▸ Try it
An unaltered copy of every line below is the expected output.

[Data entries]
────────────────────
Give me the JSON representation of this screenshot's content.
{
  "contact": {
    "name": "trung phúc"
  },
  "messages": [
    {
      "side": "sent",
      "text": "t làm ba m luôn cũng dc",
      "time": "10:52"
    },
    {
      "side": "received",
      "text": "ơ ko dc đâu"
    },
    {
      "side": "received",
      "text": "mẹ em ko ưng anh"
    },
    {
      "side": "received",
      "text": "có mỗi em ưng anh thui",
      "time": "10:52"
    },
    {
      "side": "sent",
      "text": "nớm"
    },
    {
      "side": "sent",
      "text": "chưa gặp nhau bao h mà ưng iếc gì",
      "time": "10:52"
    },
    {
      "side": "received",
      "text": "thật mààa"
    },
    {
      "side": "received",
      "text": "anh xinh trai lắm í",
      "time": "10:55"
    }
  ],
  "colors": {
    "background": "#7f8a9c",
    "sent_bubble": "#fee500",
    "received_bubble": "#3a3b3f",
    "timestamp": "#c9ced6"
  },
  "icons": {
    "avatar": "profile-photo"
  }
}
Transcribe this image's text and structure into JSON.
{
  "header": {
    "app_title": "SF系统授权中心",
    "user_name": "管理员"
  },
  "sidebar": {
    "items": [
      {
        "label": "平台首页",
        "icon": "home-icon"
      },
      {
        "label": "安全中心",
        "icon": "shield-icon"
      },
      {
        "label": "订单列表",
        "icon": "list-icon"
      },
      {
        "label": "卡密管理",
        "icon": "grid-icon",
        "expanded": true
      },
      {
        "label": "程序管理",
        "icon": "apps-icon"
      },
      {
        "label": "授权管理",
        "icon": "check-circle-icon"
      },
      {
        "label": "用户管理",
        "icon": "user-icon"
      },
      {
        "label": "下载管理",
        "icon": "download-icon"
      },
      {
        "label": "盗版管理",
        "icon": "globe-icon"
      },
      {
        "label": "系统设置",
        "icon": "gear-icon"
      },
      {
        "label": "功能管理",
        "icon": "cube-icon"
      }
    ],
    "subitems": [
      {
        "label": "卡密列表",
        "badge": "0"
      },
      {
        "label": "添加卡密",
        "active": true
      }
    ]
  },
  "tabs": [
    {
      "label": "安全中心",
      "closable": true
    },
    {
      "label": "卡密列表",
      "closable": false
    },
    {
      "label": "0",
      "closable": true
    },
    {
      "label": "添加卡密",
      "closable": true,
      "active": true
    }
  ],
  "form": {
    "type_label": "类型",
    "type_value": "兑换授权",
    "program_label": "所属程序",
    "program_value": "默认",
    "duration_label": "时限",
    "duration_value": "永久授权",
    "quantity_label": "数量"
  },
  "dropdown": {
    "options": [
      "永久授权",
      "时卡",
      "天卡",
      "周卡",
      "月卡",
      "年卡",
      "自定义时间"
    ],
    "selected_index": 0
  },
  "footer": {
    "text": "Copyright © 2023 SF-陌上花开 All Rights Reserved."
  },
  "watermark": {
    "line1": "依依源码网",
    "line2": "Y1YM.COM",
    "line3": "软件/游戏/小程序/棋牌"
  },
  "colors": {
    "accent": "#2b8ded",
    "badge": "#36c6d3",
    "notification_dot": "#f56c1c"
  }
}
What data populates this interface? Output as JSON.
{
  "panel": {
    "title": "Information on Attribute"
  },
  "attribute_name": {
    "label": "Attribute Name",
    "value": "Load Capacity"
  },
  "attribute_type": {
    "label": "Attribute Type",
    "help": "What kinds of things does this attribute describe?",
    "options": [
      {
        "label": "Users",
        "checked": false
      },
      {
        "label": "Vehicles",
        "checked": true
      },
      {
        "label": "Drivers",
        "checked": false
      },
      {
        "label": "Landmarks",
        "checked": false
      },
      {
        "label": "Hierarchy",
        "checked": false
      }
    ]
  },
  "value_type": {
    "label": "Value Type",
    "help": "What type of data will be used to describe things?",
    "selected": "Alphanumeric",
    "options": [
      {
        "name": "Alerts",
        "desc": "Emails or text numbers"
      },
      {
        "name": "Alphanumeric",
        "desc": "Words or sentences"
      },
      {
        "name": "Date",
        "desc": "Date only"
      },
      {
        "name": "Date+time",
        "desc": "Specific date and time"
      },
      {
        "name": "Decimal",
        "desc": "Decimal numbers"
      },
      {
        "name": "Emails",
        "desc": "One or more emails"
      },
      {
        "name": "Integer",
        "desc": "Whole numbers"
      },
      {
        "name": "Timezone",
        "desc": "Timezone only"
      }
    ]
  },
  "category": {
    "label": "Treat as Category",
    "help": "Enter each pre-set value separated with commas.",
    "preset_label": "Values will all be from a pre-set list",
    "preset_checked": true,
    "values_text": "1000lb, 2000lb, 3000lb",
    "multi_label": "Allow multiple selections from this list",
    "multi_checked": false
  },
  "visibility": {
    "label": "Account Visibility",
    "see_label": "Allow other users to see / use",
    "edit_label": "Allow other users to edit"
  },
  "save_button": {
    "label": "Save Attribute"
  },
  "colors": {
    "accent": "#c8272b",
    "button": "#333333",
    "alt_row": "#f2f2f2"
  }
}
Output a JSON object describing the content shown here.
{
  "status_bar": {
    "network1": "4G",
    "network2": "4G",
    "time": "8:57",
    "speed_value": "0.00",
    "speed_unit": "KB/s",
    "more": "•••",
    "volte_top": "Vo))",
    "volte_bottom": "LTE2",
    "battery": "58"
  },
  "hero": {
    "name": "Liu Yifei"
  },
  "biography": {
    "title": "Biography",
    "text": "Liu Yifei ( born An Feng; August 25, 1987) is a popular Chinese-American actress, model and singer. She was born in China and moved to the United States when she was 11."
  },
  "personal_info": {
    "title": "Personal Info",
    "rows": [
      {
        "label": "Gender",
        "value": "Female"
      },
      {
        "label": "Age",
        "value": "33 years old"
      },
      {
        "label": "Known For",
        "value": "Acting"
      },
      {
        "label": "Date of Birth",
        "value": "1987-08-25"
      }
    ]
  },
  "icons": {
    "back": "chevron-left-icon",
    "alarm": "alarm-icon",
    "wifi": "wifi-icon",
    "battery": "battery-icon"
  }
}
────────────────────
▸ Completed exercise
Give me the JSON representation of this screenshot's content.
{
  "contact": {
    "name": "trung phúc"
  },
  "messages": [
    {
      "side": "sent",
      "text": "t làm ba m luôn cũng dc",
      "time": "10:52"
    },
    {
      "side": "received",
      "text": "ơ ko dc đâu"
    },
    {
      "side": "received",
      "text": "mẹ em ko ưng anh"
    },
    {
      "side": "received",
      "text": "có mỗi em ưng anh thui",
      "time": "10:52"
    },
    {
      "side": "sent",
      "text": "nớm"
    },
    {
      "side": "sent",
      "text": "chưa gặp nhau bao h mà ưng iếc gì",
      "time": "10:52"
    },
    {
      "side": "received",
      "text": "thật mààa"
    },
    {
      "side": "received",
      "text": "anh xinh trai lắm í",
      "time": "10:55"
    }
  ],
  "colors": {
    "background": "#7f8a9c",
    "sent_bubble": "#fee500",
    "received_bubble": "#3a3b3f",
    "timestamp": "#c9ced6"
  },
  "icons": {
    "avatar": "profile-photo"
  }
}
Transcribe this image's text and structure into JSON.
{
  "header": {
    "app_title": "SF系统授权中心",
    "user_name": "管理员"
  },
  "sidebar": {
    "items": [
      {
        "label": "平台首页",
        "icon": "home-icon"
      },
      {
        "label": "安全中心",
        "icon": "shield-icon"
      },
      {
        "label": "订单列表",
        "icon": "list-icon"
      },
      {
        "label": "卡密管理",
        "icon": "grid-icon",
        "expanded": true
      },
      {
        "label": "程序管理",
        "icon": "apps-icon"
      },
      {
        "label": "授权管理",
        "icon": "check-circle-icon"
      },
      {
        "label": "用户管理",
        "icon": "user-icon"
      },
      {
        "label": "下载管理",
        "icon": "download-icon"
      },
      {
        "label": "盗版管理",
        "icon": "globe-icon"
      },
      {
        "label": "系统设置",
        "icon": "gear-icon"
      },
      {
        "label": "功能管理",
        "icon": "cube-icon"
      }
    ],
    "subitems": [
      {
        "label": "卡密列表",
        "badge": "0"
      },
      {
        "label": "添加卡密",
        "active": true
      }
    ]
  },
  "tabs": [
    {
      "label": "安全中心",
      "closable": true
    },
    {
      "label": "卡密列表",
      "closable": false
    },
    {
      "label": "0",
      "closable": true
    },
    {
      "label": "添加卡密",
      "closable": true,
      "active": true
    }
  ],
  "form": {
    "type_label": "类型",
    "type_value": "兑换授权",
    "program_label": "所属程序",
    "program_value": "默认",
    "duration_label": "时限",
    "duration_value": "永久授权",
    "quantity_label": "数量"
  },
  "dropdown": {
    "options": [
      "永久授权",
      "时卡",
      "天卡",
      "周卡",
      "月卡",
      "年卡",
      "自定义时间"
    ],
    "selected_index": 0
  },
  "footer": {
    "text": "Copyright © 2023 SF-陌上花开 All Rights Reserved."
  },
  "watermark": {
    "line1": "依依源码网",
    "line2": "Y1YM.COM",
    "line3": "软件/游戏/小程序/棋牌"
  },
  "colors": {
    "accent": "#2b8ded",
    "badge": "#36c6d3",
    "notification_dot": "#f56c1c"
  }
}
What data populates this interface? Output as JSON.
{
  "panel": {
    "title": "Information on Attribute"
  },
  "attribute_name": {
    "label": "Attribute Name",
    "value": "Load Capacity"
  },
  "attribute_type": {
    "label": "Attribute Type",
    "help": "What kinds of things does this attribute describe?",
    "options": [
      {
        "label": "Users",
        "checked": false
      },
      {
        "label": "Vehicles",
        "checked": true
      },
      {
        "label": "Drivers",
        "checked": false
      },
      {
        "label": "Landmarks",
        "checked": false
      },
      {
        "label": "Hierarchy",
        "checked": false
      }
    ]
  },
  "value_type": {
    "label": "Value Type",
    "help": "What type of data will be used to describe things?",
    "selected": "Alphanumeric",
    "options": [
      {
        "name": "Alerts",
        "desc": "Emails or text numbers"
      },
      {
        "name": "Alphanumeric",
        "desc": "Words or sentences"
      },
      {
        "name": "Date",
        "desc": "Date only"
      },
      {
        "name": "Date+time",
        "desc": "Specific date and time"
      },
      {
        "name": "Decimal",
        "desc": "Decimal numbers"
      },
      {
        "name": "Emails",
        "desc": "One or more emails"
      },
      {
        "name": "Integer",
        "desc": "Whole numbers"
      },
      {
        "name": "Timezone",
        "desc": "Timezone only"
      }
    ]
  },
  "category": {
    "label": "Treat as Category",
    "help": "Enter each pre-set value separated with commas.",
    "preset_label": "Values will all be from a pre-set list",
    "preset_checked": true,
    "values_text": "1000lb, 2000lb, 3000lb",
    "multi_label": "Allow multiple selections from this list",
    "multi_checked": false
  },
  "visibility": {
    "label": "Account Visibility",
    "see_label": "Allow other users to see / use",
    "edit_label": "Allow other users to edit"
  },
  "save_button": {
    "label": "Save Attribute"
  },
  "colors": {
    "accent": "#c8272b",
    "button": "#333333",
    "alt_row": "#f2f2f2"
  }
}
Output a JSON object describing the content shown here.
{
  "status_bar": {
    "network1": "4G",
    "network2": "4G",
    "time": "8:57",
    "speed_value": "0.00",
    "speed_unit": "KB/s",
    "more": "•••",
    "volte_top": "Vo))",
    "volte_bottom": "LTE2",
    "battery": "58"
  },
  "hero": {
    "name": "Liu Yifei"
  },
  "biography": {
    "title": "Biography",
    "text": "Liu Yifei ( born An Feng; August 25, 1987) is a popular Chinese-American actress, model and singer. She was born in China and moved to the United States when she was 11."
  },
  "personal_info": {
    "title": "Personal Info",
    "rows": [
      {
        "label": "Gender",
        "value": "Female"
      },
      {
        "label": "Age",
        "value": "33 years old"
      },
      {
        "label": "Known For",
        "value": "Acting"
      },
      {
        "label": "Date of Birth",
        "value": "1987-08-25"
      }
    ]
  },
  "icons": {
    "back": "chevron-left-icon",
    "alarm": "alarm-icon",
    "wifi": "wifi-icon",
    "battery": "battery-icon"
  }
}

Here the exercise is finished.